Queen warned about state of oceans at service to mark Commonwealth Day
The Queen heard a dire warning about the state of the world’s oceans as she led the nation in marking Commonwealth Day.
With her family gathered around her, the Queen joined the 2,000-strong congregation at Westminster Abbey to honour the family of nations which is celebrating its 70th anniversary this year.
Endurance swimmer Lewis Pugh gave the reflection and urged the Commonwealth to lead the world in ocean conservation, and combat the threat posed by the “perfect storm” of climate change, over-fishing and plastic pollution.
The Prince of Wales, Duchess of Cornwall, Duke and Duchess of Cambridge, Duke and Duchess of Sussex and the Duke of York were among the guests, with the Prime Minister, Theresa May, High Commissioners and hundreds of schoolchildren.

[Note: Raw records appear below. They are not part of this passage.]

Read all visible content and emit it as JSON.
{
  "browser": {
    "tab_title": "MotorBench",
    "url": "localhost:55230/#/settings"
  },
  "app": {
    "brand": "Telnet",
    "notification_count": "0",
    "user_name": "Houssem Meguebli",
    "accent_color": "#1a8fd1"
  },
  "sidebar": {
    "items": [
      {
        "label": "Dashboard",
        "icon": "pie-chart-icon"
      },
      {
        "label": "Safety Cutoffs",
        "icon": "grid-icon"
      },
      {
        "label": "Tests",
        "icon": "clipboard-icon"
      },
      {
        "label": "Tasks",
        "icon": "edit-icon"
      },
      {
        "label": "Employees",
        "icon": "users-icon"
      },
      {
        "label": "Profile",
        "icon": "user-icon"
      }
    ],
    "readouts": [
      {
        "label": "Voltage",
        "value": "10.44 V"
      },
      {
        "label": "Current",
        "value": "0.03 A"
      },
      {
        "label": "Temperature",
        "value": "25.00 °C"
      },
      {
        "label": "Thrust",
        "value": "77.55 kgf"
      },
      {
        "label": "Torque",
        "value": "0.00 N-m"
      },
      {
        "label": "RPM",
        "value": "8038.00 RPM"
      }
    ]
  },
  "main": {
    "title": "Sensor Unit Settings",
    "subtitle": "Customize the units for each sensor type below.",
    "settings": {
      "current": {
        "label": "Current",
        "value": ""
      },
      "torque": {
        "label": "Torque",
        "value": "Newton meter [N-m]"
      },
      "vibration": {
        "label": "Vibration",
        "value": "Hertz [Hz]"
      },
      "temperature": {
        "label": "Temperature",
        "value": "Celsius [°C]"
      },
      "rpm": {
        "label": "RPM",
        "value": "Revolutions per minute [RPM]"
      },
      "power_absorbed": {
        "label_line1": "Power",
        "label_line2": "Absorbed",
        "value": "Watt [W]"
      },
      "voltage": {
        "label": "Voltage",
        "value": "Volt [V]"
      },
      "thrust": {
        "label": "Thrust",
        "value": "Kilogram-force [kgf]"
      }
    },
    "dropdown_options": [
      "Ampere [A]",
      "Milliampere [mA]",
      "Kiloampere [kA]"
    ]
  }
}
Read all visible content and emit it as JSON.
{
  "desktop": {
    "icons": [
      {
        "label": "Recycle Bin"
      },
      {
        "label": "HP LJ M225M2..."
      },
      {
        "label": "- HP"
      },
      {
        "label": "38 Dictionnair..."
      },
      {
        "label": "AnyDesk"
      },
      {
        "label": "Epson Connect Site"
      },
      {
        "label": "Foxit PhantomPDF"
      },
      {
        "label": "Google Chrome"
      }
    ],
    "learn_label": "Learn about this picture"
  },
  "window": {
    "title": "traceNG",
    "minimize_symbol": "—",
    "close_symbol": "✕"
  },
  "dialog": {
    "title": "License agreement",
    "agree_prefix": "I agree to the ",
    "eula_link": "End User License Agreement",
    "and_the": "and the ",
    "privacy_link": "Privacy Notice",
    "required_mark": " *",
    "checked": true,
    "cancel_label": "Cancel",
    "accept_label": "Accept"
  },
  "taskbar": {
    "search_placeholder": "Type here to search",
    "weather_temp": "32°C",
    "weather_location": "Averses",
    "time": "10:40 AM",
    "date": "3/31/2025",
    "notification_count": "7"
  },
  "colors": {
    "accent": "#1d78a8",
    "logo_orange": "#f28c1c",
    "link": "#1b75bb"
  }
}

The royal women looked stylish with Meghan, in a Victoria Beckham outfit, warmly exchanging kisses on both cheeks with Kate who was dressed in Catherine Walker, while Camilla wore Bruce Oldfield and the Queen was in an Angela Kelly ensemble.
The Commonwealth plays an important part in the public life of the Queen, who famously dedicated herself to the empire on her 21st birthday in 1947.
Now head of the Commonwealth, the then Princess Elizabeth said that day: “I declare before you all that my whole life, whether it be long or short, shall be devoted to your service and the service of our great imperial family, to which we all belong.”
In her message to mark Commonwealth Day, the Queen praised how the family of nations inspires its member states to find ways of protecting the planet and its citizens.
Millions of people are “drawn together” because of the collective values shared by the institution, the Queen said in her address.
The modern Commonwealth was established in 1949 when eight countries – Australia, Britain, Ceylon, India, New Zealand, Pakistan, South Africa and Canada – signed the Declaration of London.
Within a few decades, it had expanded rapidly and today has 53 member states.
In past years, some commentators have criticised the Commonwealth for its apparent weakness and ineffectiveness when dealing with member states who do not abide by the rules.
But supporters of the family of nations believe it allows countries to unify on common causes and ultimately, through unity, effect change.
Mr Pugh, UN patron of the oceans, told the congregation about the scale of the problems facing the planet: “The speed of change is alarming. When I first swam in the Arctic the water was three degrees centigrade – when I swam there recently it was 10 degrees centigrade, and that is right on the edge of the Arctic icepack.
“What we are now doing to the world will impact every single person on this planet, it will impact every future generation and impact the whole of the animal kingdom.”
He said that “our common wealth is our oceans”, adding: “Now is the time to build a new generation of green protected areas and now is also the time to welcome in a new generation of marine protectors.”
The swimmer ended with the words: “It’s the moments which challenge us the most that define us.
“We stand at a crucial moment in the history of our planet so must dive in together, and without reservation, in order to protect our oceans – let this be the Commonwealth’s gift to the world.”
During the event, the guests were treated to a range of musical styles reflecting the peoples of the Commonwealth from a didgeridoo performance and the deafening sound of north Indian drumming to tenor Alfie Boe singing Run by Snow Patrol.
Boe said after his performance it was an honour to perform for the Queen and said Harry and William were “very complimentary”.
He added: “They were talking about how powerful my voice was and how standing on the sanctuary without any accompaniment and any amplification it was very impressive – I was more nervous than impressive I thought.”